(Page and application data records)
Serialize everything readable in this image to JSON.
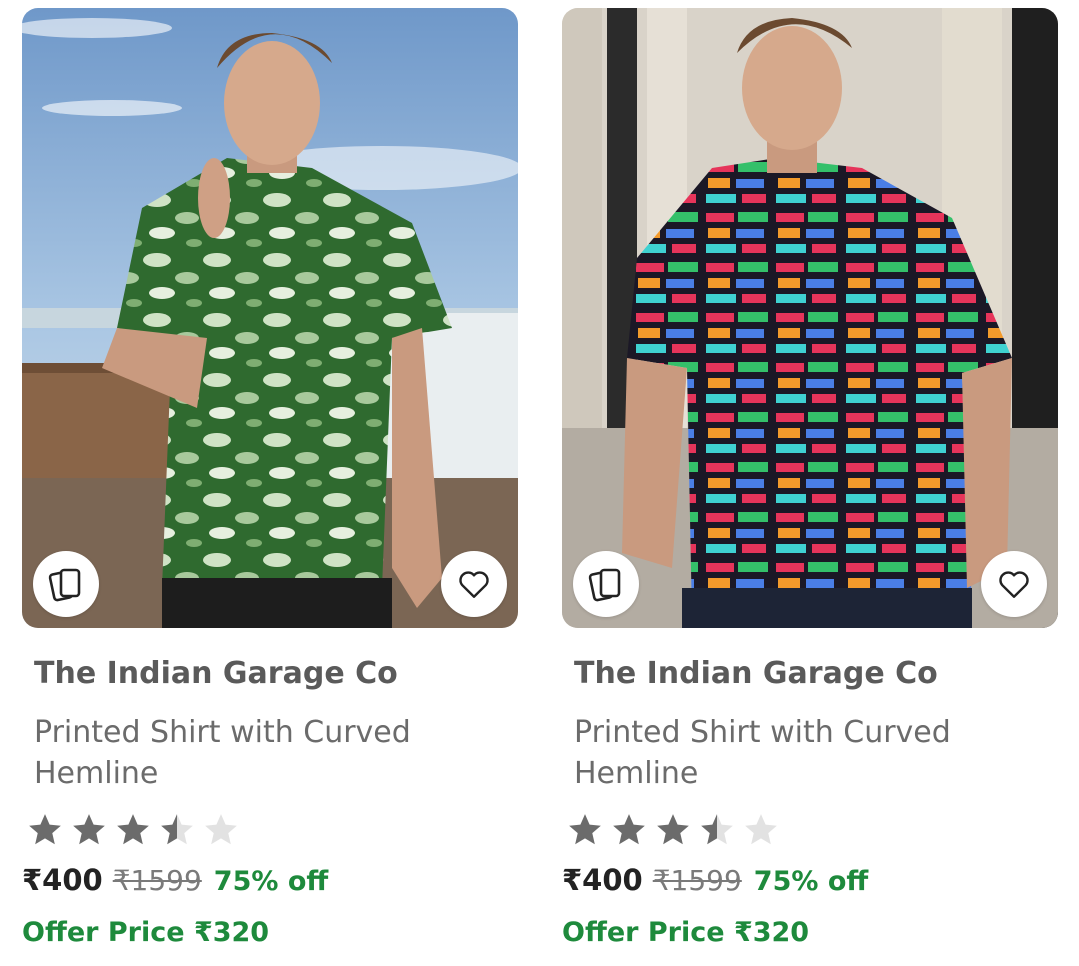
{
  "products": [
    {
      "brand": "The Indian Garage Co",
      "title": "Printed Shirt with Curved Hemline",
      "rating": 3.5,
      "price": "₹400",
      "mrp": "₹1599",
      "discount": "75% off",
      "offer_label": "Offer Price",
      "offer_price": "₹320",
      "similar_icon": "similar-products-icon",
      "wishlist_icon": "heart-icon",
      "shirt_color": "#3f7a3a"
    },
    {
      "brand": "The Indian Garage Co",
      "title": "Printed Shirt with Curved Hemline",
      "rating": 3.5,
      "price": "₹400",
      "mrp": "₹1599",
      "discount": "75% off",
      "offer_label": "Offer Price",
      "offer_price": "₹320",
      "similar_icon": "similar-products-icon",
      "wishlist_icon": "heart-icon",
      "shirt_color": "#1e1a2a"
    }
  ],
  "colors": {
    "discount_green": "#1e8a3c",
    "star_filled": "#6b6b6b",
    "star_empty": "#e2e2e2"
  }
}
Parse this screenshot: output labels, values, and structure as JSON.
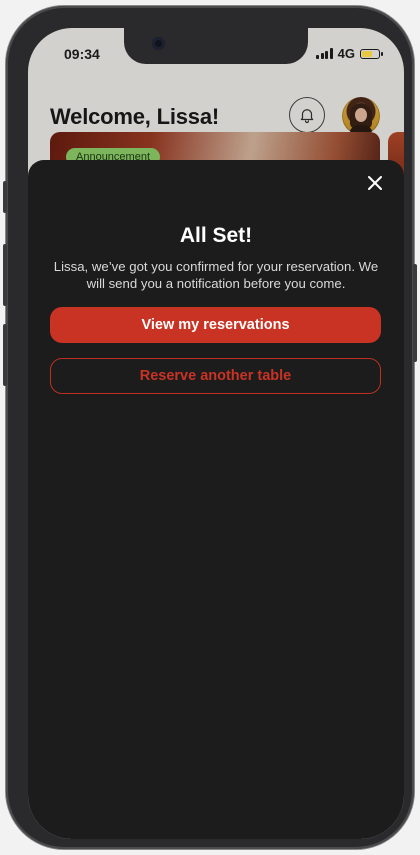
{
  "status_bar": {
    "time": "09:34",
    "network": "4G",
    "battery_level": 0.6,
    "battery_color": "#e8c840"
  },
  "header": {
    "greeting": "Welcome,  Lissa!",
    "bell_icon": "bell-icon",
    "avatar_icon": "user-avatar"
  },
  "promo": {
    "badge_label": "Announcement"
  },
  "modal": {
    "close_icon": "close-icon",
    "title": "All Set!",
    "message": "Lissa, we’ve got you confirmed for your reservation. We will send you a notification before you come.",
    "primary_button_label": "View my reservations",
    "secondary_button_label": "Reserve another table",
    "accent_color": "#c93324",
    "sheet_color": "#1c1c1d"
  }
}
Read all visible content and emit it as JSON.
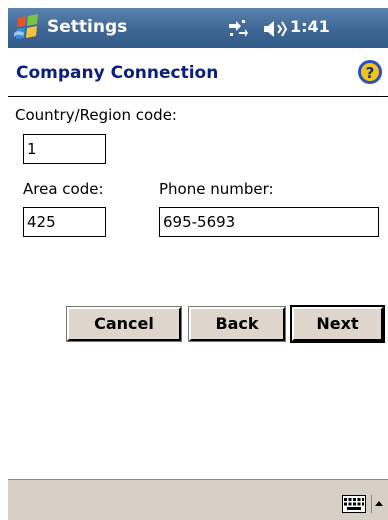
{
  "titlebar": {
    "app_title": "Settings",
    "clock": "1:41",
    "icons": [
      "windows-start-flag-icon",
      "connectivity-icon",
      "speaker-icon"
    ]
  },
  "header": {
    "page_title": "Company Connection",
    "help_icon": "help-question-icon"
  },
  "form": {
    "country_label": "Country/Region code:",
    "country_value": "1",
    "area_label": "Area code:",
    "area_value": "425",
    "phone_label": "Phone number:",
    "phone_value": "695-5693"
  },
  "buttons": {
    "cancel": "Cancel",
    "back": "Back",
    "next": "Next"
  },
  "bottombar": {
    "icons": [
      "keyboard-icon",
      "input-panel-arrow-icon"
    ]
  },
  "colors": {
    "titlebar": "#3f6796",
    "header_text": "#0b1f7d",
    "button_face": "#ded6cc",
    "bottombar": "#d8d0c6"
  }
}
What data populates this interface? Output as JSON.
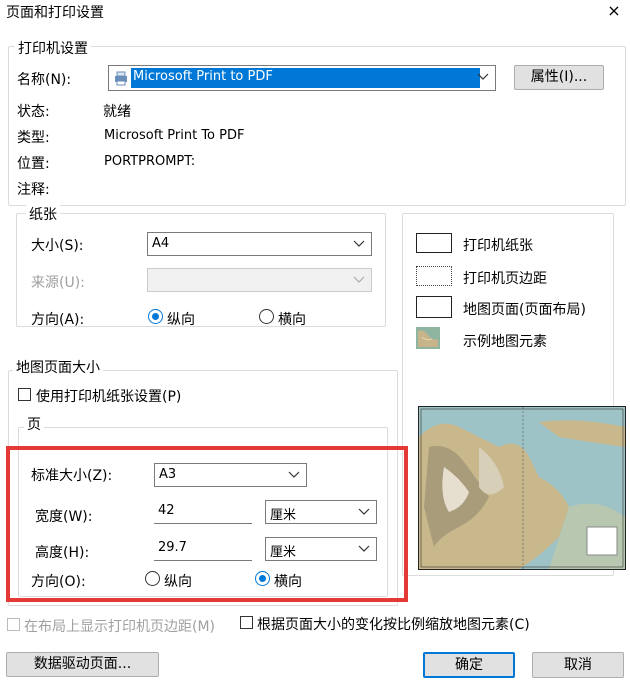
{
  "window": {
    "title": "页面和打印设置",
    "close_glyph": "×"
  },
  "printer": {
    "group_label": "打印机设置",
    "name_label": "名称(N):",
    "name_value": "Microsoft Print to PDF",
    "properties_button": "属性(I)...",
    "status_label": "状态:",
    "status_value": "就绪",
    "type_label": "类型:",
    "type_value": "Microsoft Print To PDF",
    "location_label": "位置:",
    "location_value": "PORTPROMPT:",
    "comment_label": "注释:"
  },
  "paper": {
    "group_label": "纸张",
    "size_label": "大小(S):",
    "size_value": "A4",
    "source_label": "来源(U):",
    "source_value": "",
    "orientation_label": "方向(A):",
    "portrait_label": "纵向",
    "landscape_label": "横向",
    "orientation_selected": "portrait"
  },
  "legend": {
    "items": [
      {
        "label": "打印机纸张",
        "style": "solid"
      },
      {
        "label": "打印机页边距",
        "style": "dotted"
      },
      {
        "label": "地图页面(页面布局)",
        "style": "solid"
      },
      {
        "label": "示例地图元素",
        "style": "map"
      }
    ]
  },
  "map_page": {
    "group_label": "地图页面大小",
    "use_printer_paper_label": "使用打印机纸张设置(P)",
    "use_printer_paper_checked": false,
    "page_group_label": "页",
    "standard_size_label": "标准大小(Z):",
    "standard_size_value": "A3",
    "width_label": "宽度(W):",
    "width_value": "42",
    "width_unit": "厘米",
    "height_label": "高度(H):",
    "height_value": "29.7",
    "height_unit": "厘米",
    "orientation_label": "方向(O):",
    "portrait_label": "纵向",
    "landscape_label": "横向",
    "orientation_selected": "landscape"
  },
  "options": {
    "show_margins_label": "在布局上显示打印机页边距(M)",
    "show_margins_enabled": false,
    "scale_elements_label": "根据页面大小的变化按比例缩放地图元素(C)",
    "scale_elements_checked": false
  },
  "footer": {
    "data_driven_button": "数据驱动页面...",
    "ok_button": "确定",
    "cancel_button": "取消"
  },
  "colors": {
    "accent": "#0078d7",
    "highlight": "#e53935",
    "selection": "#0078d7"
  }
}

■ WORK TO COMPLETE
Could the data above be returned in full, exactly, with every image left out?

■ FINISHED EXERCISE
Serialize everything readable in this image to JSON.
{
  "products": [
    {
      "brand": "The Indian Garage Co",
      "title": "Printed Shirt with Curved Hemline",
      "rating": 3.5,
      "price": "₹400",
      "mrp": "₹1599",
      "discount": "75% off",
      "offer_label": "Offer Price",
      "offer_price": "₹320",
      "similar_icon": "similar-products-icon",
      "wishlist_icon": "heart-icon",
      "shirt_color": "#3f7a3a"
    },
    {
      "brand": "The Indian Garage Co",
      "title": "Printed Shirt with Curved Hemline",
      "rating": 3.5,
      "price": "₹400",
      "mrp": "₹1599",
      "discount": "75% off",
      "offer_label": "Offer Price",
      "offer_price": "₹320",
      "similar_icon": "similar-products-icon",
      "wishlist_icon": "heart-icon",
      "shirt_color": "#1e1a2a"
    }
  ],
  "colors": {
    "discount_green": "#1e8a3c",
    "star_filled": "#6b6b6b",
    "star_empty": "#e2e2e2"
  }
}
Parse this screenshot: output labels, values, and structure as JSON.
{
  "status_bar": {
    "time": "09:34",
    "network": "4G",
    "battery_level": 0.6,
    "battery_color": "#e8c840"
  },
  "header": {
    "greeting": "Welcome,  Lissa!",
    "bell_icon": "bell-icon",
    "avatar_icon": "user-avatar"
  },
  "promo": {
    "badge_label": "Announcement"
  },
  "modal": {
    "close_icon": "close-icon",
    "title": "All Set!",
    "message": "Lissa, we’ve got you confirmed for your reservation. We will send you a notification before you come.",
    "primary_button_label": "View my reservations",
    "secondary_button_label": "Reserve another table",
    "accent_color": "#c93324",
    "sheet_color": "#1c1c1d"
  }
}
Read all visible content and emit it as JSON.
{
  "titlebar": {
    "app_title": "Settings",
    "clock": "1:41",
    "icons": [
      "windows-start-flag-icon",
      "connectivity-icon",
      "speaker-icon"
    ]
  },
  "header": {
    "page_title": "Company Connection",
    "help_icon": "help-question-icon"
  },
  "form": {
    "country_label": "Country/Region code:",
    "country_value": "1",
    "area_label": "Area code:",
    "area_value": "425",
    "phone_label": "Phone number:",
    "phone_value": "695-5693"
  },
  "buttons": {
    "cancel": "Cancel",
    "back": "Back",
    "next": "Next"
  },
  "bottombar": {
    "icons": [
      "keyboard-icon",
      "input-panel-arrow-icon"
    ]
  },
  "colors": {
    "titlebar": "#3f6796",
    "header_text": "#0b1f7d",
    "button_face": "#ded6cc",
    "bottombar": "#d8d0c6"
  }
}
What data populates this interface? Output as JSON.
{
  "window": {
    "title": "页面和打印设置",
    "close_glyph": "×"
  },
  "printer": {
    "group_label": "打印机设置",
    "name_label": "名称(N):",
    "name_value": "Microsoft Print to PDF",
    "properties_button": "属性(I)...",
    "status_label": "状态:",
    "status_value": "就绪",
    "type_label": "类型:",
    "type_value": "Microsoft Print To PDF",
    "location_label": "位置:",
    "location_value": "PORTPROMPT:",
    "comment_label": "注释:"
  },
  "paper": {
    "group_label": "纸张",
    "size_label": "大小(S):",
    "size_value": "A4",
    "source_label": "来源(U):",
    "source_value": "",
    "orientation_label": "方向(A):",
    "portrait_label": "纵向",
    "landscape_label": "横向",
    "orientation_selected": "portrait"
  },
  "legend": {
    "items": [
      {
        "label": "打印机纸张",
        "style": "solid"
      },
      {
        "label": "打印机页边距",
        "style": "dotted"
      },
      {
        "label": "地图页面(页面布局)",
        "style": "solid"
      },
      {
        "label": "示例地图元素",
        "style": "map"
      }
    ]
  },
  "map_page": {
    "group_label": "地图页面大小",
    "use_printer_paper_label": "使用打印机纸张设置(P)",
    "use_printer_paper_checked": false,
    "page_group_label": "页",
    "standard_size_label": "标准大小(Z):",
    "standard_size_value": "A3",
    "width_label": "宽度(W):",
    "width_value": "42",
    "width_unit": "厘米",
    "height_label": "高度(H):",
    "height_value": "29.7",
    "height_unit": "厘米",
    "orientation_label": "方向(O):",
    "portrait_label": "纵向",
    "landscape_label": "横向",
    "orientation_selected": "landscape"
  },
  "options": {
    "show_margins_label": "在布局上显示打印机页边距(M)",
    "show_margins_enabled": false,
    "scale_elements_label": "根据页面大小的变化按比例缩放地图元素(C)",
    "scale_elements_checked": false
  },
  "footer": {
    "data_driven_button": "数据驱动页面...",
    "ok_button": "确定",
    "cancel_button": "取消"
  },
  "colors": {
    "accent": "#0078d7",
    "highlight": "#e53935",
    "selection": "#0078d7"
  }
}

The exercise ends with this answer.